Although often associated with deep bass sounds, the A side of this brown 10″ focuses more on the mid-range with a buzzing high-tension drone. It is the sort of sound that you would associate with being inside of a electrical power line transformer. Certainly the “Radiant” part of the title fits with the sounds in this track. The second side lets some sparks fly, but more intermittently and above repeated notes played on the low end of the piano, as well as a subtle mid-range drone. It is a contrast to the first side as it offers a pulse and stays away from creating a static field. Both are supposed to fit into the concept of the Substantia Innominata series of 10″ records, of which this is the first installment. The concept is stated as embracing “the prospect of infinite possibilities for artists to create music about the intangible such as: the unnameable, the unspeakable, the unthinkable, the unidentifiable, etc.” Given the history of Drone Records, I would say that this statement could probably just as well apply to a lot of their earlier 7″ releases. Likewise, clocking it at around 9 minutes per side, it about the same duration as some of those 7″ entries. But maybe letting the grooves expand over a large surface is better for the fidelity in the end as 9 minute sides seemed to be pushing the limits for 7″ records. As for the packaging, it is a nice match of matte brown paper and brown vinyl with streaks of green, black and possibly white. The cover art comes courtesy of Robert Schalinski of Column One and evokes the collage work of his countryman Max Ernst. Pressed in an edition of 500 copies, “Radiant Blood” has hung around in print longer than the smaller runs of the earlier 7″s – a format that Drone Records has now put to bed after 100 titles. This 10″ series, now up to 17 releases, as well as a new series of four-way-split LPs look to be the way forward that Stefan Knappe wants to pursue.

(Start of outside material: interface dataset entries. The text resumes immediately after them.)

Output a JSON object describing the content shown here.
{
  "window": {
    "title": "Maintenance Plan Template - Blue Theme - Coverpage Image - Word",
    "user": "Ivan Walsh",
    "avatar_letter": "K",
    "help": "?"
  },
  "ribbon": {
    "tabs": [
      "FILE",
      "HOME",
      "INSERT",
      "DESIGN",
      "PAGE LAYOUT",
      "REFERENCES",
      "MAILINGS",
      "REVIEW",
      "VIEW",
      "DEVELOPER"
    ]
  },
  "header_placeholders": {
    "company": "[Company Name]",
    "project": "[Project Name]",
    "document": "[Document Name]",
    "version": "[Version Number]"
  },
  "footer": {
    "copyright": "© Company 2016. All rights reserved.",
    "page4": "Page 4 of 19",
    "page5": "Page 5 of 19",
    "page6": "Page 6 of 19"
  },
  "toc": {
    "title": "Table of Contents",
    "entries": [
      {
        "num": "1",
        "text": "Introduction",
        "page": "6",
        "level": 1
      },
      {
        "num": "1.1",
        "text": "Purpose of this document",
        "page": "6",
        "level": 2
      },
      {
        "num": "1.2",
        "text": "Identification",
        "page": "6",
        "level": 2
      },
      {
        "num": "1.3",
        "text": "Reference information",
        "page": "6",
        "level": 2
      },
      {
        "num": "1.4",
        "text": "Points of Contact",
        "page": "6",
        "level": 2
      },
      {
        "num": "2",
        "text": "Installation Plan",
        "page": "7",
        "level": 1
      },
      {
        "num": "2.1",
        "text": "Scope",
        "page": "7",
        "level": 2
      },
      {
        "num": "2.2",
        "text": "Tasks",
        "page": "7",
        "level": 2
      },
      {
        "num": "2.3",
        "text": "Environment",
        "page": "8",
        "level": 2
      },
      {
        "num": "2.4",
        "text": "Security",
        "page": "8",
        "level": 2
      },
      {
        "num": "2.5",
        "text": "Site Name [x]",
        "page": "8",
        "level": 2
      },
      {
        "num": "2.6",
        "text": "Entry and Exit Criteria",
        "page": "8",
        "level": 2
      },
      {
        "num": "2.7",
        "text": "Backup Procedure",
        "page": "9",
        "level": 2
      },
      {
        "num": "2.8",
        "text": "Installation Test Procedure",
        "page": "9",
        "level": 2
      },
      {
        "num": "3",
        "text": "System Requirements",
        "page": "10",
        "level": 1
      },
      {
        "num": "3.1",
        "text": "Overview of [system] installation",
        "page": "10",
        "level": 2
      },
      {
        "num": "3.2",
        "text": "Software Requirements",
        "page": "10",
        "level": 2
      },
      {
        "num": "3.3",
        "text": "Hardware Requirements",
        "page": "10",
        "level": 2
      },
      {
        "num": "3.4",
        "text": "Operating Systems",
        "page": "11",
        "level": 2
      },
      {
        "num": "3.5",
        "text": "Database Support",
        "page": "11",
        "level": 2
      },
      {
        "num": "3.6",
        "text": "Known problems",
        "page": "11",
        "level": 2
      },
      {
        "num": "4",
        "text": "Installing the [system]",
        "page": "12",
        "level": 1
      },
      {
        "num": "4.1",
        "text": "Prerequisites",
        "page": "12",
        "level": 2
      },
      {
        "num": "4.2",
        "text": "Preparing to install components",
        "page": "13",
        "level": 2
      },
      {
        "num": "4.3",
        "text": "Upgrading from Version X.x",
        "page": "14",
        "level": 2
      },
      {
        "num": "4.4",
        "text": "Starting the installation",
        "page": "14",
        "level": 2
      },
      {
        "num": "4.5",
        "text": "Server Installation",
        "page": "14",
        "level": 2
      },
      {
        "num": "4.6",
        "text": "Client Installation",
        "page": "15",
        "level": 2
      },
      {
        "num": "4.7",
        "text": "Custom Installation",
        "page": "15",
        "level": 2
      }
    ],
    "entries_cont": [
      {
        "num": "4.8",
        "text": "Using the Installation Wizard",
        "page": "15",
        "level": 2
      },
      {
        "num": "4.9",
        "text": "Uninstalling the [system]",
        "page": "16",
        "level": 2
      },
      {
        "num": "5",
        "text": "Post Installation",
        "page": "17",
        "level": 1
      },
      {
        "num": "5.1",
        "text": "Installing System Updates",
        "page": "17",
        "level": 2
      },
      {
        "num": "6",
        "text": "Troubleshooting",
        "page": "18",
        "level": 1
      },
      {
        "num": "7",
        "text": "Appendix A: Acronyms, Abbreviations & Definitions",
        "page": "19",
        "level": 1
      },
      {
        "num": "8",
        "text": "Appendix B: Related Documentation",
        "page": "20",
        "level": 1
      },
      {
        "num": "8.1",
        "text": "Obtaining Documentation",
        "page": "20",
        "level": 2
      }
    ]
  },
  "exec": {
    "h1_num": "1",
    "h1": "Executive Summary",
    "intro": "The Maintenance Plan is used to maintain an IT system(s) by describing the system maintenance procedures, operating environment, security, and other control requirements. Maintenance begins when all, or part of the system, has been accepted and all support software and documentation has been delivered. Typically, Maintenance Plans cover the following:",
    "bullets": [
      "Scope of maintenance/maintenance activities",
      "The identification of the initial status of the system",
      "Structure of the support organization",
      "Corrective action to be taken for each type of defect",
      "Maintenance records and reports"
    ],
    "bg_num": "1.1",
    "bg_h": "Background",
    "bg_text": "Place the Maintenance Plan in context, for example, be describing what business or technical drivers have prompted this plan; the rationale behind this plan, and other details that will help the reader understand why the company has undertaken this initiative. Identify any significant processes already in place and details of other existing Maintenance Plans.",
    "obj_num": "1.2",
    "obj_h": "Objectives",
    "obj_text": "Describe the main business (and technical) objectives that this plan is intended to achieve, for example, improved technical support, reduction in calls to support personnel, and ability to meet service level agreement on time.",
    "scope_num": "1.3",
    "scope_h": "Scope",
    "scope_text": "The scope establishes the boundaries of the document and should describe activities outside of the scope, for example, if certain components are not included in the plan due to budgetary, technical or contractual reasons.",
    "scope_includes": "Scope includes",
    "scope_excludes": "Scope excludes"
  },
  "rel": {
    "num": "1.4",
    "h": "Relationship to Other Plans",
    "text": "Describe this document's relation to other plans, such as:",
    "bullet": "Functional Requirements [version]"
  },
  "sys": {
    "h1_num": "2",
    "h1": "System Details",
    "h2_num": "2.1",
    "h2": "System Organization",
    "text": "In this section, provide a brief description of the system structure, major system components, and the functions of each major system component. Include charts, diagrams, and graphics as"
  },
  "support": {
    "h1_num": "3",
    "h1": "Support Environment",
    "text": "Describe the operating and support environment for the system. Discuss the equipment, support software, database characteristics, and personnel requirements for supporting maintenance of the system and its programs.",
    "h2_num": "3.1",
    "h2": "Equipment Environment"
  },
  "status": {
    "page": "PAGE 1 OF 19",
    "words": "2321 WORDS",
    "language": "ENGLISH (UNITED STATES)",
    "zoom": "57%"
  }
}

Drone Records – SUB-01
Referencing 1988 in their name, which they have apparently retroactively changed to Ultrabunny, this harks back to the noise rock of the late 1980’s, despite being recorded in 2004. At times they remind me of Butthole Surfers, no doubt due to the wacky vocals and somewhat wayward approach to the rock form while still laying down a motorik punk groove. The record comes elaborately packaged in Bruce Licher letterpress jacket, which is made gaudy by affixing a glitter encrusted vinyl sticker smack dab on the front cover. Honestly, I think this elements suits the band better. Their free and loose, not to mention rough, approach seems like it would have been better matched by a really cheap sleeve that didn’t contradict the approach found on the two tone (half clear / half red) grooves inside. There is definitely a goofy aspect about the band which makes it seem that they are anti-high class. But maybe the mixture makes sense to what appears to be a band ready to take in a number of influences and directions. In any case, there are only 333 numbered copies, of which 88 were included in a deluxe boxed edition with an extra 8.8″ record. Given that even the “regular” edition pulls together so many inserts and packaging elements, a bit of thought was given to the whole release.
Equation Records – E=mc6